Overwhelmed with emotion during the afternoon, I read words from family members now deceased. One small note was from my brother. The only note I ever received from him, besides his words on thank you notes, was signed, “Your adoring brother, Fredrick.” That tore my heart, bringing back memories of a few years ago when we took cancer treatments together. My sweet brother didn’t make it. I read my late Grandma Bill’s notes with prayers and Bible verses to encourage me. Departed relatives who showered me with consistent thankfulness and concern.
I didn’t want to discard any connection to my past.

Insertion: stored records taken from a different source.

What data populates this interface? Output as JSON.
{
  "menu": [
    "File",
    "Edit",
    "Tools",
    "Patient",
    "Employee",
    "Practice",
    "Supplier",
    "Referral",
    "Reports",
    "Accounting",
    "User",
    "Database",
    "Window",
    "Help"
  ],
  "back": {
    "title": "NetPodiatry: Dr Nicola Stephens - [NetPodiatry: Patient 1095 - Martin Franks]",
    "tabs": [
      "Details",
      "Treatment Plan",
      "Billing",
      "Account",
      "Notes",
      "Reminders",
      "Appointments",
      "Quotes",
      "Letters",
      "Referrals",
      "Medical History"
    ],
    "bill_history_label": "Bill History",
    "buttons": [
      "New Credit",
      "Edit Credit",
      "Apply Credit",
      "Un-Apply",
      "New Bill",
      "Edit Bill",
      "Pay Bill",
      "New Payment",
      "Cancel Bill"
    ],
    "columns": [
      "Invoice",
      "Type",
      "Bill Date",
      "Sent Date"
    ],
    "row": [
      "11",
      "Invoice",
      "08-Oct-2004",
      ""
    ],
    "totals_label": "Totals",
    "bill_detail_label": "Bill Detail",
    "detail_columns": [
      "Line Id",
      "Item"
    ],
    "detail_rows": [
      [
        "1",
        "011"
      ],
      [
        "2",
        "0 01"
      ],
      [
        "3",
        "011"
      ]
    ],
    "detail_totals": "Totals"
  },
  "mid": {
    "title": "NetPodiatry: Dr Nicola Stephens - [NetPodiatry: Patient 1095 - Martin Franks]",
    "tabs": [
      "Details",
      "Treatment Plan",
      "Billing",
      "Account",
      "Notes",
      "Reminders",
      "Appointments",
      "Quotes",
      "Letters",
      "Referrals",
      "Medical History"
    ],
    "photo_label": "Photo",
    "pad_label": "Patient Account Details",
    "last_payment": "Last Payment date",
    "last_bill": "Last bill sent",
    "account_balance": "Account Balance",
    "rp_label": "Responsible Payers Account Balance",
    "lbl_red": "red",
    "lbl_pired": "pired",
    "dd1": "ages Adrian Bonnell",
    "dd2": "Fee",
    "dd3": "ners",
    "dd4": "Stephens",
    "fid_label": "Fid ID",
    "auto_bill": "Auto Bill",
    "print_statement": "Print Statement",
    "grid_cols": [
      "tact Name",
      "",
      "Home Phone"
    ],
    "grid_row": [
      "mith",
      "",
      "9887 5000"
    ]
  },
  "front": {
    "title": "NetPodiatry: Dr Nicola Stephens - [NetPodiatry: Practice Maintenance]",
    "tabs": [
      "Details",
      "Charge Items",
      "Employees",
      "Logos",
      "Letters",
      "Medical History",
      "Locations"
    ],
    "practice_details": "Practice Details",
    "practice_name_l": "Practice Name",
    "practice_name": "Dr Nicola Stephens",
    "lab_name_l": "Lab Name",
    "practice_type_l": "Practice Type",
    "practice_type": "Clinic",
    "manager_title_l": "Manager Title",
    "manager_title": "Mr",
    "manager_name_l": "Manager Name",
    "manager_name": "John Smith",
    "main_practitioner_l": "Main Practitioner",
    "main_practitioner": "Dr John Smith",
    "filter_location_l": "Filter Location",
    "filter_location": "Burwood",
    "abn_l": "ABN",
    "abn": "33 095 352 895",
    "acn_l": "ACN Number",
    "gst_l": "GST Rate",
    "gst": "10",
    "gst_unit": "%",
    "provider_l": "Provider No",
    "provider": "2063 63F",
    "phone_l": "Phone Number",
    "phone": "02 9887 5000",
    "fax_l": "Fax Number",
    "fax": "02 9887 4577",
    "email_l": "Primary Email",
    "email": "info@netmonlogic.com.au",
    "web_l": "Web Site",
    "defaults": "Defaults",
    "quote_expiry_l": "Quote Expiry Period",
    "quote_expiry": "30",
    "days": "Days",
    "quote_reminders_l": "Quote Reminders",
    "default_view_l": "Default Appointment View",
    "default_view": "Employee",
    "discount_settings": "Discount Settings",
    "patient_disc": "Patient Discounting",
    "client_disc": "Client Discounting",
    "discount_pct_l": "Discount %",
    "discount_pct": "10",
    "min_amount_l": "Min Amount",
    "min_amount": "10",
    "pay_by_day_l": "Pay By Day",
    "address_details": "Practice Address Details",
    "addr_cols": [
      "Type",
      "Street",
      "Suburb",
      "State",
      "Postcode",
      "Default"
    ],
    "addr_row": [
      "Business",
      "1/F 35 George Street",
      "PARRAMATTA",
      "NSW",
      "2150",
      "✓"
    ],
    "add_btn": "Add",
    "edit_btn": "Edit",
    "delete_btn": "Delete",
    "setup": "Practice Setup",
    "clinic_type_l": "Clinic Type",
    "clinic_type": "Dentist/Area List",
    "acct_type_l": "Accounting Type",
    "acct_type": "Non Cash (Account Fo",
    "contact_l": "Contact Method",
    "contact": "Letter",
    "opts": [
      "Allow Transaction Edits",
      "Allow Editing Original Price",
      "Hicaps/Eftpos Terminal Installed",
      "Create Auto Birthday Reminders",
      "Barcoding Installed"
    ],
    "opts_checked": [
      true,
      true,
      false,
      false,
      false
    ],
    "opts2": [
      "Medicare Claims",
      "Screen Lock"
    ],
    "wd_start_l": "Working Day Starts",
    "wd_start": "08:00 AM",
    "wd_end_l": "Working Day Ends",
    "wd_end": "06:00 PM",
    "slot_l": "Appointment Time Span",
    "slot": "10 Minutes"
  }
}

So how would I decide what to keep and what to throw away? How could I dispose of my grandson’s first birthday party announcement? My granddaughter’s childish stick figure drawing, her and me with the words “together forever”? The note from my daughter when she was a teenager stating how she appreciated my parenting? My mother’s beautiful handwriting?
I kept most cards from our children and grandchildren, and at least one or two of every deceased relative. I also kept every single one of my husband’s hundred cards given through the years, and plan to tape them to our bedroom wall next Valentine’s Day. I kept many family members and a few friends’ cards.
Almost half of the cards and envelopes were thrown into a huge pile. I wish I was diligent about replies, and after the afternoon of re-reading, I will try harder. I appreciate each correspondence because that huge assortment of drawings, pictures, and words humbled me in a surprising way. So many people connected to me. I was loved—and overwhelmed.
Many times in the Bible, God tells us to remember. Remember, not just how he helped the Israelites, but what he has done in our lives. He has caused his wonders to be remembered; the Lord is gracious and compassionate. Psalm 111:4.
Each beautiful card brought back memories and a nostalgic history drew me a picture of what God has done by bringing loved ones near.